• PROBLEM DETAILS
Please return every record exactly, with no pictures included.

(GIVEN DATA Opens)

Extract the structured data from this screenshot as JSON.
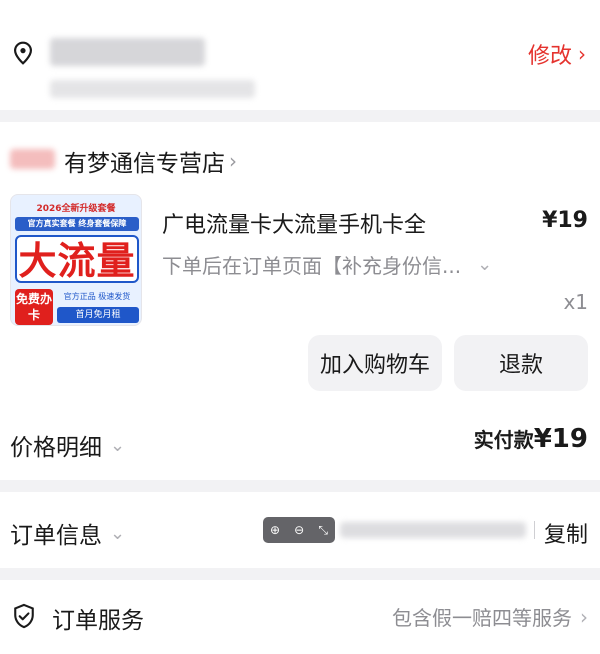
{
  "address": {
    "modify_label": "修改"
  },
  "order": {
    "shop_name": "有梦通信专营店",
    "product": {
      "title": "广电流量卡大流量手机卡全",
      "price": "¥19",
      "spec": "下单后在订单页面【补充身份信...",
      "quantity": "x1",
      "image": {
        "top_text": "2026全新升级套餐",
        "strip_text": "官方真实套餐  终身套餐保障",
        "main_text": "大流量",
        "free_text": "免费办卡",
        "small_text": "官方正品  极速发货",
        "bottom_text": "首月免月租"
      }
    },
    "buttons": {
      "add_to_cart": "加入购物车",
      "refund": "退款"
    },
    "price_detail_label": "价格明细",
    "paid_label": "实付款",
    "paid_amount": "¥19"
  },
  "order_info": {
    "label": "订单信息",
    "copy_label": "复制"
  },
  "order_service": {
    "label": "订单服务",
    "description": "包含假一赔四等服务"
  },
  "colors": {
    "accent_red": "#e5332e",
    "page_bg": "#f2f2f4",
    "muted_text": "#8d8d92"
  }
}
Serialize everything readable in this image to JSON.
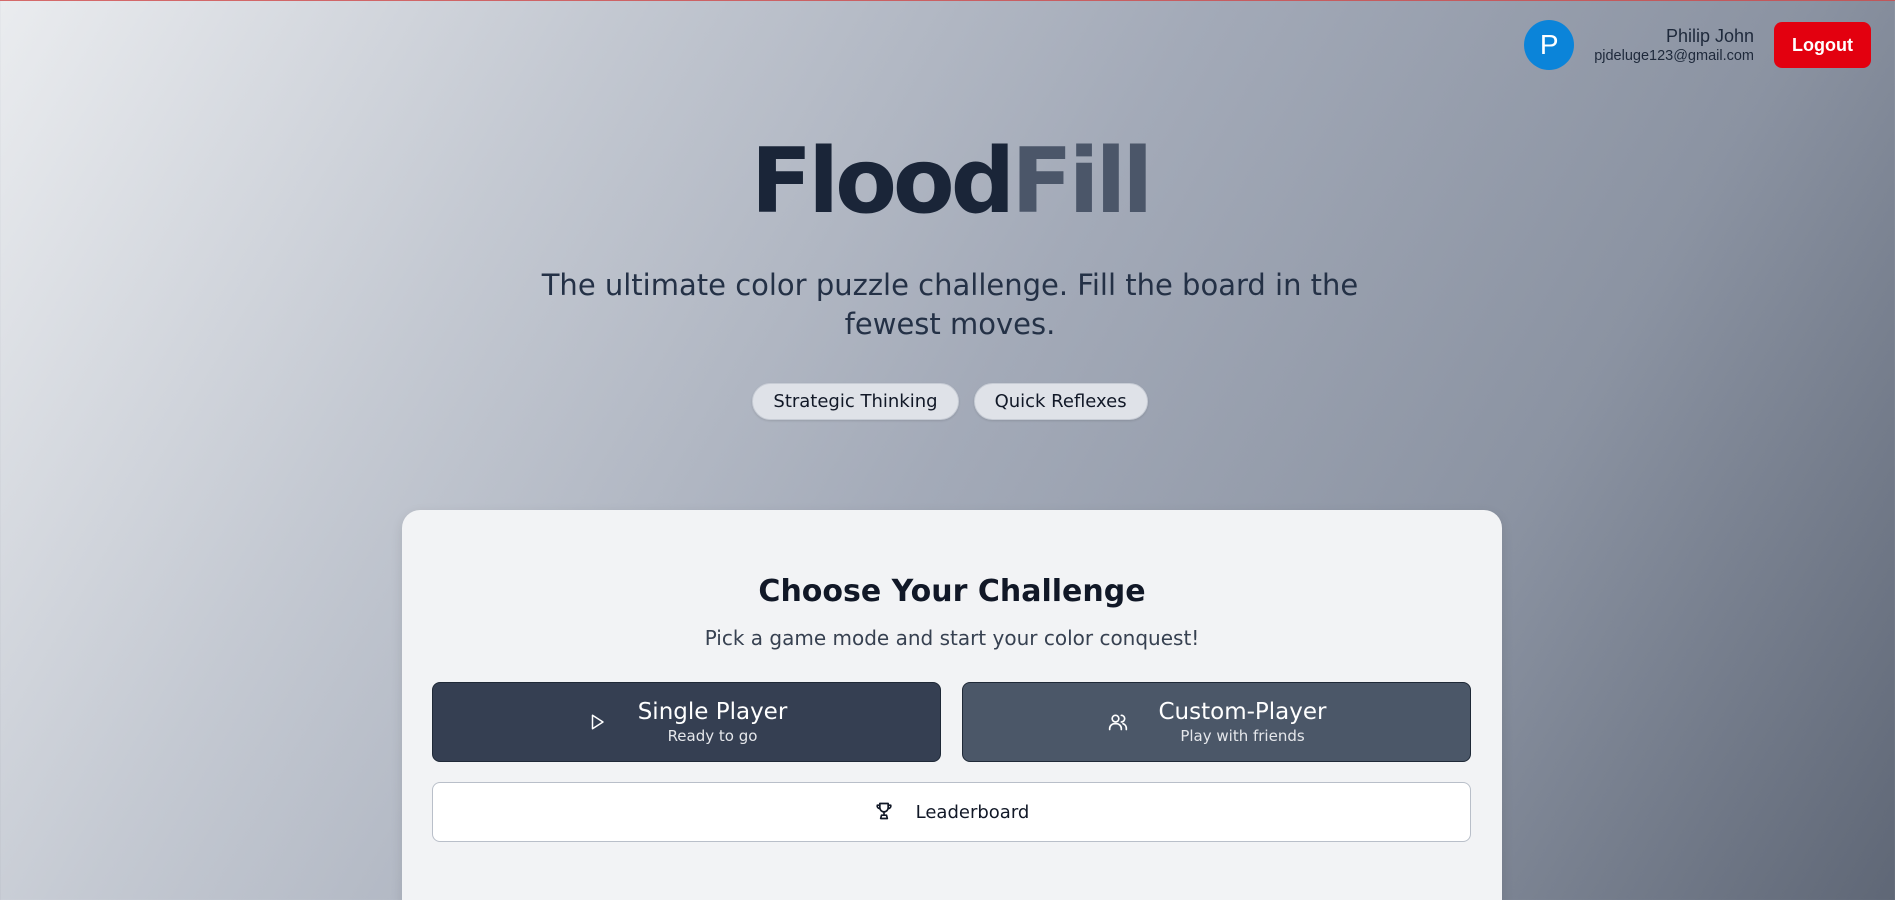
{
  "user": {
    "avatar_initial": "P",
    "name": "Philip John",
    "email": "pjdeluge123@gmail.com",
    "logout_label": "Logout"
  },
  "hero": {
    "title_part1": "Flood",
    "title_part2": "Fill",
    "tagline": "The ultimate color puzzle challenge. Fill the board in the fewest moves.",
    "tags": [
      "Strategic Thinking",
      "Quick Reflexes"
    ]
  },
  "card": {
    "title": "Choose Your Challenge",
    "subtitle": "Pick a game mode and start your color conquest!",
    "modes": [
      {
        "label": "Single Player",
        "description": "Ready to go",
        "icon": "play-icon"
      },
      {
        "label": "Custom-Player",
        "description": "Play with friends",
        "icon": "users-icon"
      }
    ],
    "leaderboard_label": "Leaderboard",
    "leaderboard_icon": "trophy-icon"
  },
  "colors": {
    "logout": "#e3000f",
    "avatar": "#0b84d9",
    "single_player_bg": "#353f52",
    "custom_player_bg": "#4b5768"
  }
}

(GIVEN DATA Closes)

• OUTPUT
Extract the structured data from this screenshot as JSON.
{
  "address": {
    "modify_label": "修改"
  },
  "order": {
    "shop_name": "有梦通信专营店",
    "product": {
      "title": "广电流量卡大流量手机卡全",
      "price": "¥19",
      "spec": "下单后在订单页面【补充身份信...",
      "quantity": "x1",
      "image": {
        "top_text": "2026全新升级套餐",
        "strip_text": "官方真实套餐  终身套餐保障",
        "main_text": "大流量",
        "free_text": "免费办卡",
        "small_text": "官方正品  极速发货",
        "bottom_text": "首月免月租"
      }
    },
    "buttons": {
      "add_to_cart": "加入购物车",
      "refund": "退款"
    },
    "price_detail_label": "价格明细",
    "paid_label": "实付款",
    "paid_amount": "¥19"
  },
  "order_info": {
    "label": "订单信息",
    "copy_label": "复制"
  },
  "order_service": {
    "label": "订单服务",
    "description": "包含假一赔四等服务"
  },
  "colors": {
    "accent_red": "#e5332e",
    "page_bg": "#f2f2f4",
    "muted_text": "#8d8d92"
  }
}
Serialize everything readable in this image to JSON.
{
  "user": {
    "avatar_initial": "P",
    "name": "Philip John",
    "email": "pjdeluge123@gmail.com",
    "logout_label": "Logout"
  },
  "hero": {
    "title_part1": "Flood",
    "title_part2": "Fill",
    "tagline": "The ultimate color puzzle challenge. Fill the board in the fewest moves.",
    "tags": [
      "Strategic Thinking",
      "Quick Reflexes"
    ]
  },
  "card": {
    "title": "Choose Your Challenge",
    "subtitle": "Pick a game mode and start your color conquest!",
    "modes": [
      {
        "label": "Single Player",
        "description": "Ready to go",
        "icon": "play-icon"
      },
      {
        "label": "Custom-Player",
        "description": "Play with friends",
        "icon": "users-icon"
      }
    ],
    "leaderboard_label": "Leaderboard",
    "leaderboard_icon": "trophy-icon"
  },
  "colors": {
    "logout": "#e3000f",
    "avatar": "#0b84d9",
    "single_player_bg": "#353f52",
    "custom_player_bg": "#4b5768"
  }
}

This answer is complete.